Leave out the pictures and print the records below exactly.

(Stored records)
•••
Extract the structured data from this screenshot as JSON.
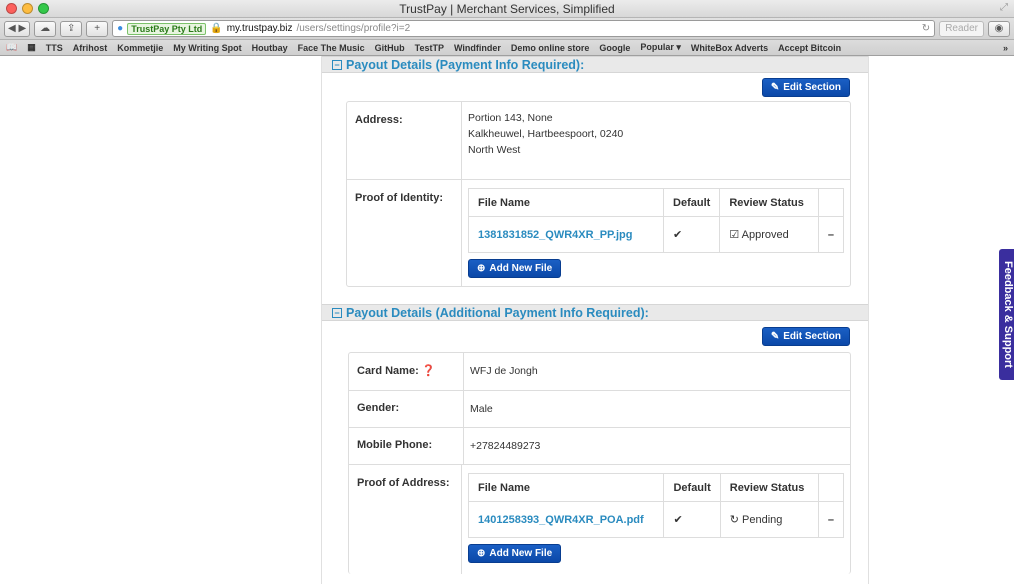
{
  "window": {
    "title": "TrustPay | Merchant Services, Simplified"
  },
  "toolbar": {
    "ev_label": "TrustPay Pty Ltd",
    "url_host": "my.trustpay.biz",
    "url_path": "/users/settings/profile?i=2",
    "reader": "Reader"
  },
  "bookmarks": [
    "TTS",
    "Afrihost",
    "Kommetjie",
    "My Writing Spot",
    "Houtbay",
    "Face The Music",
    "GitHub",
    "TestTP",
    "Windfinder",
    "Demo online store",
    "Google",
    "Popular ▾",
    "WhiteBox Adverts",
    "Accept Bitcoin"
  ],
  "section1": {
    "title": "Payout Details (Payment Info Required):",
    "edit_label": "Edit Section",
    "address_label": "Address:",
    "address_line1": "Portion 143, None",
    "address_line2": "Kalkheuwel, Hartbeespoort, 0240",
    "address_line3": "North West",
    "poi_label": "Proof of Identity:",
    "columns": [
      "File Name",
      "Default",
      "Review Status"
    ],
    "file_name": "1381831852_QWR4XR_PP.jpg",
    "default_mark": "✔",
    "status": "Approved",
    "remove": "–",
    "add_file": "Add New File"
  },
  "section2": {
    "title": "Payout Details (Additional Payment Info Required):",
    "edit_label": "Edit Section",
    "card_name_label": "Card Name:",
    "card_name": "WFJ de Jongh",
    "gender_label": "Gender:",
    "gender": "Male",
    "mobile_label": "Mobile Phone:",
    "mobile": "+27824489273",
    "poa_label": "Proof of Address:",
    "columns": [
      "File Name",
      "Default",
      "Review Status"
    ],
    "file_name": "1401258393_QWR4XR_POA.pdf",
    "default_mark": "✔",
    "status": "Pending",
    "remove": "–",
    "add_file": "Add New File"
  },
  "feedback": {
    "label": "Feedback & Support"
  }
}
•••
• [Finished exercise]:
Extract the structured data from this screenshot as JSON.
{
  "window": {
    "title": "TrustPay | Merchant Services, Simplified"
  },
  "toolbar": {
    "ev_label": "TrustPay Pty Ltd",
    "url_host": "my.trustpay.biz",
    "url_path": "/users/settings/profile?i=2",
    "reader": "Reader"
  },
  "bookmarks": [
    "TTS",
    "Afrihost",
    "Kommetjie",
    "My Writing Spot",
    "Houtbay",
    "Face The Music",
    "GitHub",
    "TestTP",
    "Windfinder",
    "Demo online store",
    "Google",
    "Popular ▾",
    "WhiteBox Adverts",
    "Accept Bitcoin"
  ],
  "section1": {
    "title": "Payout Details (Payment Info Required):",
    "edit_label": "Edit Section",
    "address_label": "Address:",
    "address_line1": "Portion 143, None",
    "address_line2": "Kalkheuwel, Hartbeespoort, 0240",
    "address_line3": "North West",
    "poi_label": "Proof of Identity:",
    "columns": [
      "File Name",
      "Default",
      "Review Status"
    ],
    "file_name": "1381831852_QWR4XR_PP.jpg",
    "default_mark": "✔",
    "status": "Approved",
    "remove": "–",
    "add_file": "Add New File"
  },
  "section2": {
    "title": "Payout Details (Additional Payment Info Required):",
    "edit_label": "Edit Section",
    "card_name_label": "Card Name:",
    "card_name": "WFJ de Jongh",
    "gender_label": "Gender:",
    "gender": "Male",
    "mobile_label": "Mobile Phone:",
    "mobile": "+27824489273",
    "poa_label": "Proof of Address:",
    "columns": [
      "File Name",
      "Default",
      "Review Status"
    ],
    "file_name": "1401258393_QWR4XR_POA.pdf",
    "default_mark": "✔",
    "status": "Pending",
    "remove": "–",
    "add_file": "Add New File"
  },
  "feedback": {
    "label": "Feedback & Support"
  }
}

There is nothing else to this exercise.